Presentation #126.12 in the session Explosive Energy Release Processes in the Solar Corona and Earth’s Magnetosphere — Poster Session.

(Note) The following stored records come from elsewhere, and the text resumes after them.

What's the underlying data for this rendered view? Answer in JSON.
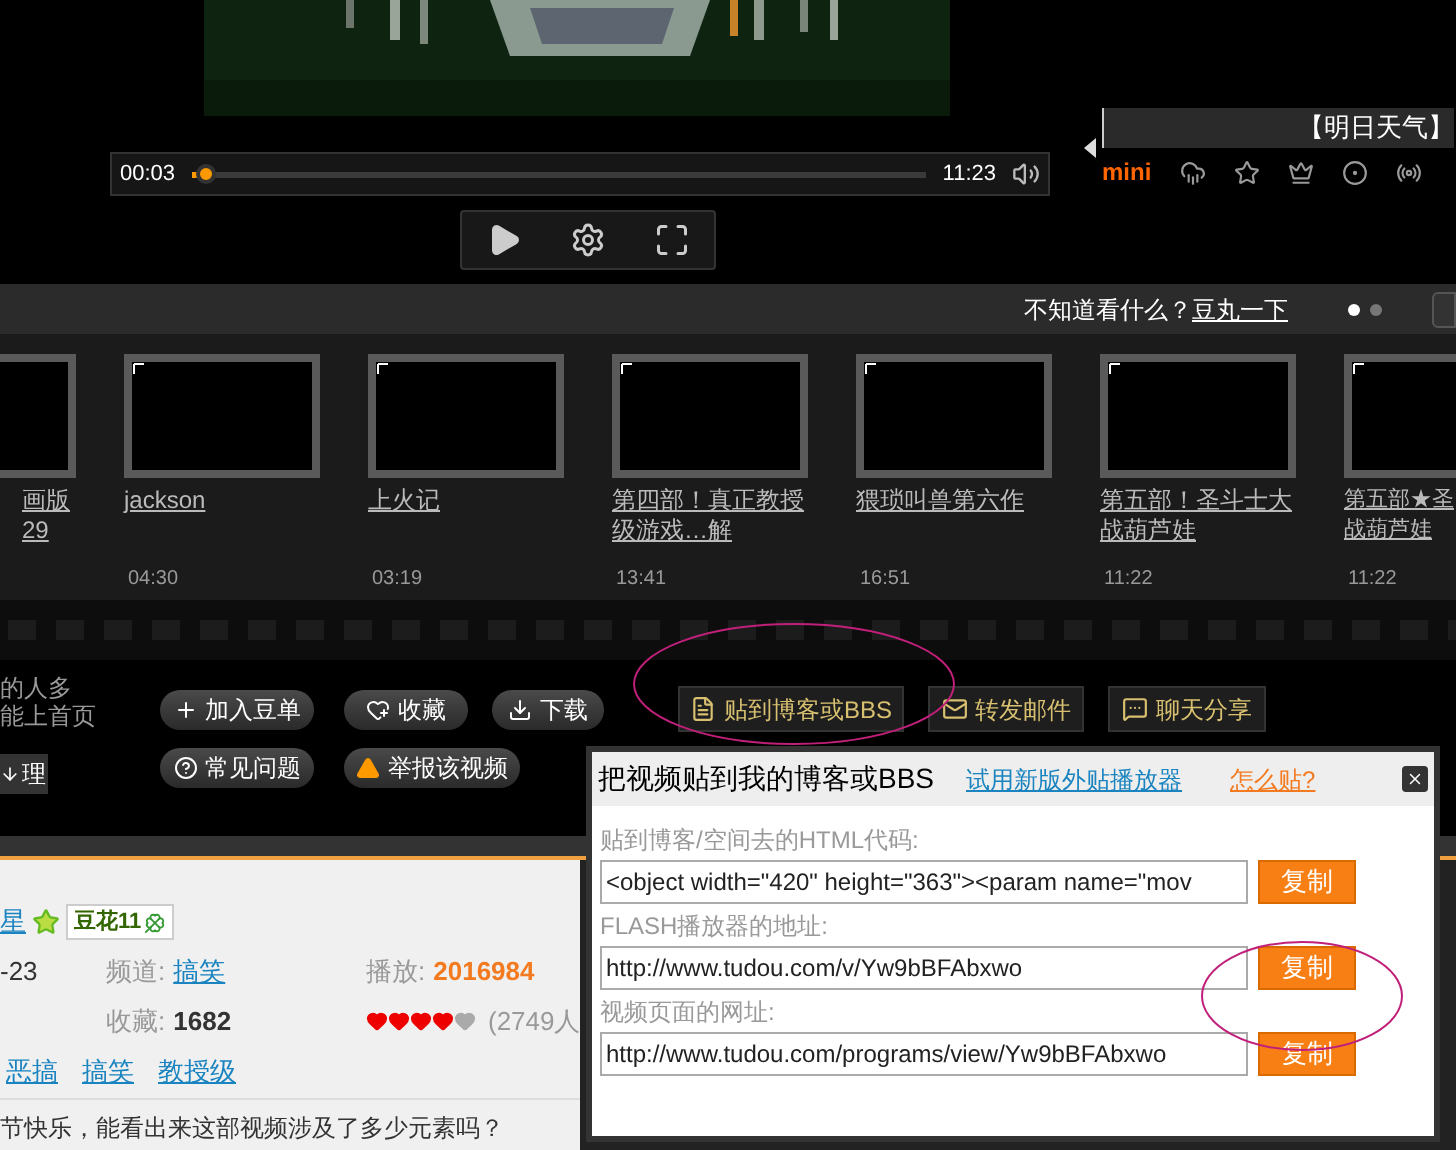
{
  "player": {
    "elapsed": "00:03",
    "duration": "11:23",
    "level": 0.02
  },
  "weather_widget": {
    "title": "【明日天气】",
    "label": "mini"
  },
  "recommend_bar": {
    "prompt": "不知道看什么？",
    "link": "豆丸一下",
    "pages": [
      {
        "selected": true
      },
      {
        "selected": false
      }
    ]
  },
  "related_videos": [
    {
      "title": "画版29"
    },
    {
      "title": "jackson",
      "duration": "04:30"
    },
    {
      "title": "上火记",
      "duration": "03:19"
    },
    {
      "title": "第四部！真正教授级游戏…解",
      "duration": "13:41"
    },
    {
      "title": "猥琐叫兽第六作",
      "duration": "16:51"
    },
    {
      "title": "第五部！圣斗士大战葫芦娃",
      "duration": "11:22"
    },
    {
      "title": "第五部★圣战葫芦娃",
      "duration": "11:22"
    }
  ],
  "notes": [
    "的人多",
    "能上首页"
  ],
  "side_button": "理",
  "actions": [
    {
      "label": "加入豆单",
      "kind": "round"
    },
    {
      "label": "收藏",
      "kind": "round"
    },
    {
      "label": "下载",
      "kind": "round"
    },
    {
      "label": "贴到博客或BBS",
      "kind": "square"
    },
    {
      "label": "转发邮件",
      "kind": "square"
    },
    {
      "label": "聊天分享",
      "kind": "square"
    }
  ],
  "actions_2": [
    {
      "label": "常见问题",
      "kind": "round"
    },
    {
      "label": "举报该视频",
      "kind": "round"
    }
  ],
  "info": {
    "uploader": "星",
    "badge": "豆花11",
    "date": "-23",
    "fields": [
      {
        "label": "频道:",
        "value": "搞笑",
        "kind": "link"
      },
      {
        "label": "播放:",
        "value": "2016984",
        "kind": "count"
      },
      {
        "label": "收藏:",
        "value": "1682",
        "kind": "number"
      }
    ],
    "rating": {
      "stars": 4,
      "votes": "(2749人"
    },
    "tags": [
      "恶搞",
      "搞笑",
      "教授级"
    ],
    "description": "节快乐，能看出来这部视频涉及了多少元素吗？"
  },
  "popup": {
    "title": "把视频贴到我的博客或BBS",
    "try_link": "试用新版外贴播放器",
    "help_link": "怎么贴?",
    "fields": [
      {
        "label": "贴到博客/空间去的HTML代码:",
        "value": "<object width=\"420\" height=\"363\"><param name=\"mov",
        "button": "复制"
      },
      {
        "label": "FLASH播放器的地址:",
        "value": "http://www.tudou.com/v/Yw9bBFAbxwo",
        "button": "复制"
      },
      {
        "label": "视频页面的网址:",
        "value": "http://www.tudou.com/programs/view/Yw9bBFAbxwo",
        "button": "复制"
      }
    ]
  }
}
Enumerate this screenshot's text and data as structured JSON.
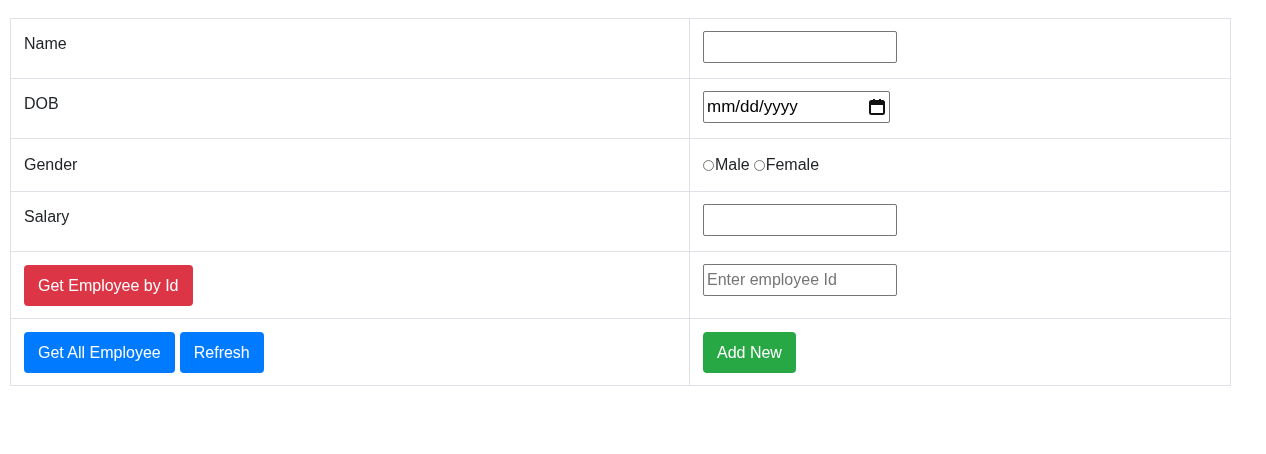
{
  "form": {
    "rows": [
      {
        "kind": "text",
        "label": "Name"
      },
      {
        "kind": "date",
        "label": "DOB",
        "display": "mm/dd/yyyy"
      },
      {
        "kind": "radio",
        "label": "Gender",
        "options": [
          {
            "label": "Male",
            "checked": false
          },
          {
            "label": "Female",
            "checked": false
          }
        ]
      },
      {
        "kind": "text",
        "label": "Salary"
      },
      {
        "kind": "lookup",
        "buttons": [
          {
            "label": "Get Employee by Id",
            "color": "#dc3545"
          }
        ],
        "field": {
          "placeholder": "Enter employee Id"
        }
      },
      {
        "kind": "actions",
        "buttons": [
          {
            "label": "Get All Employee",
            "color": "#007bff"
          },
          {
            "label": "Refresh",
            "color": "#007bff"
          }
        ],
        "right_buttons": [
          {
            "label": "Add New",
            "color": "#28a745"
          }
        ]
      }
    ]
  }
}
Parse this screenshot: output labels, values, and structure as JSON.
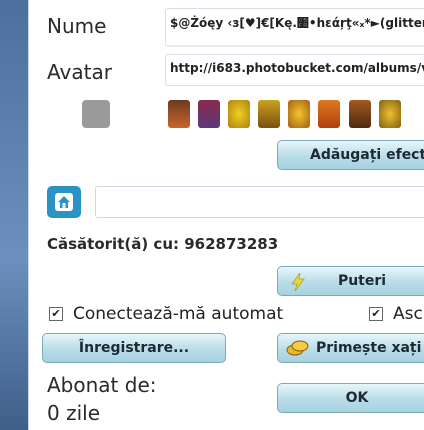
{
  "labels": {
    "name": "Nume",
    "avatar": "Avatar",
    "married": "Căsătorit(ă) cu: 962873283",
    "subscribed": "Abonat de:",
    "days": "0 zile"
  },
  "fields": {
    "name_value": "$@Żóęy ‹з[♥]€[Kę.׺•hεάŗţ«ₓ*►(glitterf",
    "avatar_url": "http://i683.photobucket.com/albums/v"
  },
  "buttons": {
    "add_effects": "Adăugați efecte",
    "powers": "Puteri",
    "register": "Înregistrare...",
    "get_coins": "Primește xați",
    "ok": "OK"
  },
  "checkboxes": {
    "auto_connect": "Conectează-mă automat",
    "second": "Asc",
    "mark": "✔"
  },
  "colors": {
    "accent": "#2b93c4",
    "button_top": "#e6f6fa",
    "button_bottom": "#a6d2df"
  },
  "icons": {
    "home": "home-icon",
    "lightning": "lightning-icon",
    "coins": "coins-icon"
  }
}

Individual peaks in solar flare light curves can be modeled as an injection of particles followed by an exponential decay caused by various loss processes such as collisions, escape from the source, or other mechanisms to quench the emission. It is often of interest to quantify the decay time and compare with expectations from theory to investigate particle transport and energy-loss mechanisms, but for multi-peaked impulsive phases with overlapping injections and differing decay times these can be difficult to measure. This talk demonstrates software currently under development that helps to automate the selection and characterization of impulsive flare time profiles using least squares fitting of multiple models with as many as four overlapping peaks modeled as Gaussian injections and exponential decays. The software was developed to fit spatially-resolved time profiles of microwave radio emission from the Expanded Owens Valley Solar Array (EOVSA), but should be adaptable to other types of emission such as hard X-rays and type III radio bursts. Possible interpretations of the fit parameters as physical constraints on flares will be discussed for some sample EOVSA events, such as the relation of these models and trapping times to the magnetic field geometry. Another application of the software is type III bursts observed with the FIELDS instrument on board Parker Solar Probe. The traditional method of determining the duration of a type III burst is by fitting a standard gaussian to the time profile and using the HWHM as the burst duration. However, the profile of a type III is more complicated than that. The software allows fitting these profiles to separate and better quantify the type III beam duration and decay parameters.